‘Don’t have mob psychology. Go to Mangaung with an open heart. That time [for raising conference issues] is coming and you must be ready,” he told a crowd at an ANC Youth League mini-rally in Thaba Nchu outside Bloemfontein.
The party is due to hold a conference in Mangaung in December.
Mbalula spoke of “many thugs” who had for years tried to destroy the ANC, but failed.
He told the crowd to go to Mangaung to celebrate the 100 years of the ANC’s existence and ignore “Mickey Mouse political parties” who questioned the millions that would be spent in the process.
“Daai tshelete is fokol [that money is nothing],” he said.
Reports suggested that taxpayers would fork out more than R400-million for the ANC’s centenary birthday celebrations in the Free State if spending on infrastructure was included.
This cost was reportedly in addition to at least R100-million budgeted for the celebrations by the ruling party at national level.
ANC’s national chairperson Baleka Mbete had said criticism of the R100-million the ANC was to spend on its centenary celebrations was unfair.
Mbethe said people should instead focus on the history and heritage of the party rather than on the cost.
About 100 000 people were expected to attend the main celebration on January 8 when President Jacob Zuma is scheduled to deliver the centennial address.
An interfaith night vigil has already started at the Waaihoek Methodist Church, birthpace of the party.

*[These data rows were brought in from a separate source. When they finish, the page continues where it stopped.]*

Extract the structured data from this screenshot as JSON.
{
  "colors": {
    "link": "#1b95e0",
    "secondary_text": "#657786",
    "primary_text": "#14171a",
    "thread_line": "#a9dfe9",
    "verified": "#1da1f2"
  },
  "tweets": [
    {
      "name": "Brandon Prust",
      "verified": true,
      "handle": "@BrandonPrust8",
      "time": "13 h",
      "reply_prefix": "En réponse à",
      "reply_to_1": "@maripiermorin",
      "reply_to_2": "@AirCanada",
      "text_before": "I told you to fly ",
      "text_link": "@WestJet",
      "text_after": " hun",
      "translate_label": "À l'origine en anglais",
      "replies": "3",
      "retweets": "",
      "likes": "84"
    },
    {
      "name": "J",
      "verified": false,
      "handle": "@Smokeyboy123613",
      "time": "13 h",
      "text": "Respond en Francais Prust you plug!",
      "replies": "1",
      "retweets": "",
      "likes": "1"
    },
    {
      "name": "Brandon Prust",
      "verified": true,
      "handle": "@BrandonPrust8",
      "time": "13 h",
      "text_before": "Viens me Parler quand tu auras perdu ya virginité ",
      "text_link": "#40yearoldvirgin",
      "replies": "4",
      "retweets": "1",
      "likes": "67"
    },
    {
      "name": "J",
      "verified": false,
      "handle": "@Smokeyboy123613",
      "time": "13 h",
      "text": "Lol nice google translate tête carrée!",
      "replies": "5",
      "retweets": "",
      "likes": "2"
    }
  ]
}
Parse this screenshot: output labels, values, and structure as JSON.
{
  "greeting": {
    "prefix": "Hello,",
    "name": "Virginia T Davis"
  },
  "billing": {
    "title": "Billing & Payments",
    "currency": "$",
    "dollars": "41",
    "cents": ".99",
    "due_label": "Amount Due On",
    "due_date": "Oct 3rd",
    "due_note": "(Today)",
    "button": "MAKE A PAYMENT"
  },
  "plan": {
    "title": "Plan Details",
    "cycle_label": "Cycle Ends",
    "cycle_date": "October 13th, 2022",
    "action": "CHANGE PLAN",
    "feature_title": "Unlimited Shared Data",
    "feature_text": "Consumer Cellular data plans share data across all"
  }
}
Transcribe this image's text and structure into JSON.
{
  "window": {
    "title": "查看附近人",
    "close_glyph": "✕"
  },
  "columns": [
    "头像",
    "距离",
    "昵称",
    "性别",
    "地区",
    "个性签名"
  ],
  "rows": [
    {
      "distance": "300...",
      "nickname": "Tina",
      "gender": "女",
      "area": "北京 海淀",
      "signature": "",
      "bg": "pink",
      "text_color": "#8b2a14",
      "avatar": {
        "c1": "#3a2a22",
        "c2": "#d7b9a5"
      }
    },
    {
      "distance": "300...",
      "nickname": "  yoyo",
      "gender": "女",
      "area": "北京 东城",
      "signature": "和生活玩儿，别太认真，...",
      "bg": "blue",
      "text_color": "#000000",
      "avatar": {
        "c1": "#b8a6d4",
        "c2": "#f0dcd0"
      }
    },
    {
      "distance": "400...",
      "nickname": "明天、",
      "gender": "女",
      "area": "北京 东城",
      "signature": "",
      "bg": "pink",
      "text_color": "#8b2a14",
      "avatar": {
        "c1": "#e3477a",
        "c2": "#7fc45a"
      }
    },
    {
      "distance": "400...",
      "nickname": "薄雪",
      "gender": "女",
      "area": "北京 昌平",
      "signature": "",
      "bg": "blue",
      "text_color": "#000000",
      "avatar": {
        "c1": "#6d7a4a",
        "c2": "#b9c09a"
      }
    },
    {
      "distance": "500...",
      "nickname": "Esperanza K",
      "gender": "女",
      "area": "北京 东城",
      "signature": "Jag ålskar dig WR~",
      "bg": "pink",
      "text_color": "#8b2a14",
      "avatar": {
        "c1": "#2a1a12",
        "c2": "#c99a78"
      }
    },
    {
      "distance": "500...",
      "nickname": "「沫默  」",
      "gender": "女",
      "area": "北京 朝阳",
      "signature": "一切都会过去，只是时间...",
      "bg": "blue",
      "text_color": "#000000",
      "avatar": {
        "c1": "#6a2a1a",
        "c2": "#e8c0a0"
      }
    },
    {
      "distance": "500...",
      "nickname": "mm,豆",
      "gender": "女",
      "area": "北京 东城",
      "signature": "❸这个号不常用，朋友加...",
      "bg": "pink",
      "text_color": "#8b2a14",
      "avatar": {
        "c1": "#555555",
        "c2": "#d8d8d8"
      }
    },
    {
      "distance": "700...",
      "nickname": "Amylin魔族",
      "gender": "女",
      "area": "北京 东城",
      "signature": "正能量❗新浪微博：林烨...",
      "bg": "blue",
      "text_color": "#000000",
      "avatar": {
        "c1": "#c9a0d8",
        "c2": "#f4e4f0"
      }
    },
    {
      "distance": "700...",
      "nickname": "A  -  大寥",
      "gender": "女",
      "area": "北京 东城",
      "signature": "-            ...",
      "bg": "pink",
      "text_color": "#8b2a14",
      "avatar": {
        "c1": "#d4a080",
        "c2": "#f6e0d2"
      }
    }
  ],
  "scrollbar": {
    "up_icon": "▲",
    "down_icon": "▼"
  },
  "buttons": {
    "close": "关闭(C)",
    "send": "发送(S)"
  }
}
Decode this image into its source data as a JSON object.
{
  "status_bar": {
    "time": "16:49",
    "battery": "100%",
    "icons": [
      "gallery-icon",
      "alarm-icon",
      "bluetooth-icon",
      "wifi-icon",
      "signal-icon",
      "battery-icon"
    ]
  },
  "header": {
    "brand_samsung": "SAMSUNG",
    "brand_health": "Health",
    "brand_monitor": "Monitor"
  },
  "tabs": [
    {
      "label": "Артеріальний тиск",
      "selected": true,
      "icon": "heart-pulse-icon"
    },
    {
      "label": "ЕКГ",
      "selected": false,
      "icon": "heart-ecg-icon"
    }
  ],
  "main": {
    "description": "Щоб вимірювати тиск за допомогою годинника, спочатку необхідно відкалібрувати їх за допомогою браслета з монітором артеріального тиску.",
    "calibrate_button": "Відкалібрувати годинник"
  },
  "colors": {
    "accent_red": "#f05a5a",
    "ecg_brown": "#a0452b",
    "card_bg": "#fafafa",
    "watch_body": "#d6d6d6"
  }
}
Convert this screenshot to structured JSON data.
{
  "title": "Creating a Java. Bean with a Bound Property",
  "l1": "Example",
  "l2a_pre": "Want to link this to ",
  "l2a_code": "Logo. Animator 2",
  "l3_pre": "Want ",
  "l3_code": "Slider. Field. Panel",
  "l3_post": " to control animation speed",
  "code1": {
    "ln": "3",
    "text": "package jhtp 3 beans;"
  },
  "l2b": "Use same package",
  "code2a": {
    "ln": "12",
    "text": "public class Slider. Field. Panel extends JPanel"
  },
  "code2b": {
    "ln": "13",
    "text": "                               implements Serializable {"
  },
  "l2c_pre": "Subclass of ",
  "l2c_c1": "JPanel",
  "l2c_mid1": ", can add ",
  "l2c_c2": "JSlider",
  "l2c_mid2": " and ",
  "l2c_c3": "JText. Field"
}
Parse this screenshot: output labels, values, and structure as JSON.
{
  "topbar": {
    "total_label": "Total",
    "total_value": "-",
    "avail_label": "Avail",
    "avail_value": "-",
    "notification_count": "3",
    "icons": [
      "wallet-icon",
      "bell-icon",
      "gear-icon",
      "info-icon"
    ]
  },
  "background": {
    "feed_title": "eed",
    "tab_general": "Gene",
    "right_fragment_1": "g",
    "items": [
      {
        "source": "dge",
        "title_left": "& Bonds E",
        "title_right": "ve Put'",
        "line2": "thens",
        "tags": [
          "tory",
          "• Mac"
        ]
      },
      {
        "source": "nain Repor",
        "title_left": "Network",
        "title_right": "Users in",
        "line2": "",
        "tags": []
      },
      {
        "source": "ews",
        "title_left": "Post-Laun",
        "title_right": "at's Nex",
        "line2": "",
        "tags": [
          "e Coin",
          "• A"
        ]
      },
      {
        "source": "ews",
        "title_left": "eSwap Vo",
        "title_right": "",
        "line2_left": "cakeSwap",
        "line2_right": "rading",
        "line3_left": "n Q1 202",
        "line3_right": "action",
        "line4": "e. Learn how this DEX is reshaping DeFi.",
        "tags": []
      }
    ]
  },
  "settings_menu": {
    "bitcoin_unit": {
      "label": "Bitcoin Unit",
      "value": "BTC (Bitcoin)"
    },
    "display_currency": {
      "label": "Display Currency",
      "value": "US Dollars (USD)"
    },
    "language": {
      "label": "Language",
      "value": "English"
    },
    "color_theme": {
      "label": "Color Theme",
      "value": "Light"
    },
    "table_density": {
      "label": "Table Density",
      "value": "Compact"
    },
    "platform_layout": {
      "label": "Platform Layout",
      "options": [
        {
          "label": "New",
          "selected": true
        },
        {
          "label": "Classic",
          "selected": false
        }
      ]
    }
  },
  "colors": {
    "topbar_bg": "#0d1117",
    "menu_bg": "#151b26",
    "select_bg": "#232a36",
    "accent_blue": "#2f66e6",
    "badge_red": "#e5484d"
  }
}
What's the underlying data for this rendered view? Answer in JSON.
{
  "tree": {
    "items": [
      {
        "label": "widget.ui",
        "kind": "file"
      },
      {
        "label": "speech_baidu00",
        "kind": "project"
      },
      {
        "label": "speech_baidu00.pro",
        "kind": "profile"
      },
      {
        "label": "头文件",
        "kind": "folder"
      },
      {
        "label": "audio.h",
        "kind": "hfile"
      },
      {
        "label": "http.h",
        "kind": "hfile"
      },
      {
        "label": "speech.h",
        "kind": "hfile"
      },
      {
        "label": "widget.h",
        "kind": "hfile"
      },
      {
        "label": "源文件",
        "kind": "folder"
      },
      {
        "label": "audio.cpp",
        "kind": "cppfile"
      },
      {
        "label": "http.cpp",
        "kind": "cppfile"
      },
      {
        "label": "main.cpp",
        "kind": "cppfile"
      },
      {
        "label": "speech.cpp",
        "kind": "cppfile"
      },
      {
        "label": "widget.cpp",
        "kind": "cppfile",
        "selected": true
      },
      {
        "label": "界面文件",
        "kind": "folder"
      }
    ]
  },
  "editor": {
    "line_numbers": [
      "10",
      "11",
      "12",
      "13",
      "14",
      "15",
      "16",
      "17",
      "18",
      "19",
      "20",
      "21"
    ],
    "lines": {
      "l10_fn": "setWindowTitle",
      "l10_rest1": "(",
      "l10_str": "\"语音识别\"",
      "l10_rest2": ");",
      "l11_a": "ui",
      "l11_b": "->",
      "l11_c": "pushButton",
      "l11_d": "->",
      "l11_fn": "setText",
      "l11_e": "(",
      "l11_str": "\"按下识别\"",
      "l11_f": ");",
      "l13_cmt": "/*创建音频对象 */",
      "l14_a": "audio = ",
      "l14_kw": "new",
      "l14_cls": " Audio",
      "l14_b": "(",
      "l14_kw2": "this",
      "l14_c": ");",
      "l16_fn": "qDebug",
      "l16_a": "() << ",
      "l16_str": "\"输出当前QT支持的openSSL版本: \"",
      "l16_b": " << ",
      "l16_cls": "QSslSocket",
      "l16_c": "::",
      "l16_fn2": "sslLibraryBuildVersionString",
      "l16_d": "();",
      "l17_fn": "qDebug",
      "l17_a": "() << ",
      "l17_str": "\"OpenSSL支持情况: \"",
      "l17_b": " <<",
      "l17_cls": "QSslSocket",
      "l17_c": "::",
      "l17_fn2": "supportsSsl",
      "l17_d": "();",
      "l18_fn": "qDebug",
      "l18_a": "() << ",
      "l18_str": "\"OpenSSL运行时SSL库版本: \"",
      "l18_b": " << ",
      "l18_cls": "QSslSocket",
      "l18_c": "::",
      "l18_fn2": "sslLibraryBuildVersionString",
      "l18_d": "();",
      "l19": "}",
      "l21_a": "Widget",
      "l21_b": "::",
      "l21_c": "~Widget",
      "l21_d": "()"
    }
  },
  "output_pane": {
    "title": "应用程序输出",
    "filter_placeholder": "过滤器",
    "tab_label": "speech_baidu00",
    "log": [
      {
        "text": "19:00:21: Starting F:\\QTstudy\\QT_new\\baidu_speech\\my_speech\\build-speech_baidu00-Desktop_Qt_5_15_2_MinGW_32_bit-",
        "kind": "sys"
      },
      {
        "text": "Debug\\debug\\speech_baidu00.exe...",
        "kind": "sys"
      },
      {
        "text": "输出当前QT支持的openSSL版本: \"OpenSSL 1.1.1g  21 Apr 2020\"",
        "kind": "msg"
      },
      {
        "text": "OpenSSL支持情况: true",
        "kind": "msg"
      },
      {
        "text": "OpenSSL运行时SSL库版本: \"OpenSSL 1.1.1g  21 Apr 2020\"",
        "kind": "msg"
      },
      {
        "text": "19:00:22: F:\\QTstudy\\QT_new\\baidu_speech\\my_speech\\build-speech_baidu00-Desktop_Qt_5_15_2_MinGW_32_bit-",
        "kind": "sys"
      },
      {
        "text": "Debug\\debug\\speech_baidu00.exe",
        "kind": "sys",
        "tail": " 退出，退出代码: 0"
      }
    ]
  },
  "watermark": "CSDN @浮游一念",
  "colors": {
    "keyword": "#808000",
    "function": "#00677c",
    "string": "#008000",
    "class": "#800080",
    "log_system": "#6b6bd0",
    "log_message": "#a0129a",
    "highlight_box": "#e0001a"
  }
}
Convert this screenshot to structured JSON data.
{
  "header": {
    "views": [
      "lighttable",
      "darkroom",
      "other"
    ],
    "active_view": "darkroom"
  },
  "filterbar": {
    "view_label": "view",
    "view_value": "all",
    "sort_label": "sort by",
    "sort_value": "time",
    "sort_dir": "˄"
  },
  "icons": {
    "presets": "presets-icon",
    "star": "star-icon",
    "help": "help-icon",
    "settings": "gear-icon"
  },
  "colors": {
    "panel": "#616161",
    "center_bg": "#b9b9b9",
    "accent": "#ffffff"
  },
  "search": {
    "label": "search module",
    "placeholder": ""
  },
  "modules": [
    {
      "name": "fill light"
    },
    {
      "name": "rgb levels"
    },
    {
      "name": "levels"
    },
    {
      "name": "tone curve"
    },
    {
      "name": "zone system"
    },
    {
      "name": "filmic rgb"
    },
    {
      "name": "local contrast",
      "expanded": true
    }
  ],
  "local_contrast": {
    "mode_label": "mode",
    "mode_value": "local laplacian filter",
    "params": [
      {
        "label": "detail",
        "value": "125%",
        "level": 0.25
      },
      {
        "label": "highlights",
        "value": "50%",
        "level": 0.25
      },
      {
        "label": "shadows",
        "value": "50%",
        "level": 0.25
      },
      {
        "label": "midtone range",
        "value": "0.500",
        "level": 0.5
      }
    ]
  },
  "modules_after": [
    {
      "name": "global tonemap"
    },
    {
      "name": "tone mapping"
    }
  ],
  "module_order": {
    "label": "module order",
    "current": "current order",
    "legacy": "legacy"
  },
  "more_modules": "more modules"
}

The programme also includes an awards ceremony, a traditional cleansing and restoration ceremony, a presidential centennial gala and a music show.
Many international guests and heads of state have confirmed their attendance.
During his address in Thaba Nchu earlier on Friday, ANC Youth League president Julius Malema told delegates to be disciplined and shame those who thought the celebrations would be marred by chaos.
“We must be united,” he said.
Concern has been raised by senior officials, among them Deputy President Kgalema Motlanthe, over the party’s factionalism, infighting and ill-discipline.
Meanwhile, the Mail & Guardian reported on Friday that a battle was brewing over who else should speak at the event.
The ANC Youth League, the Veterans’ League and union federation Cosatu have questioned the party’s decision to exclude its alliance partners and the leagues from speaking at the rally.
ANC sources believe that the decision not to allow alliance structures to speak is designed to prevent Malema from making comments at the event that might embarrass Zuma.
Alliance leaders told the M&G this week they had not been informed about the decision to prevent them from delivering their messages of support, as has been the tradition in the past.
But the ANC, the South African Communist Party and the Women’s League say there is nothing untoward in the president addressing the crowd alone, as this is a different event from the usual January 8 anniversary statement.
At least 100 000 people are expected to listen to Zuma’s keynote speech.
ANC spokesperson Jackson Mthembu said Zuma was likely to reflect the difficulties that the party faced in trying to liberate the people of South Africa and what it needed to do to remain the political party of choice for the next 100 years. - Sapa and Staff reporter
Follow the Mail & Guardian‘s coverage of the ANC’s 100th anniversary.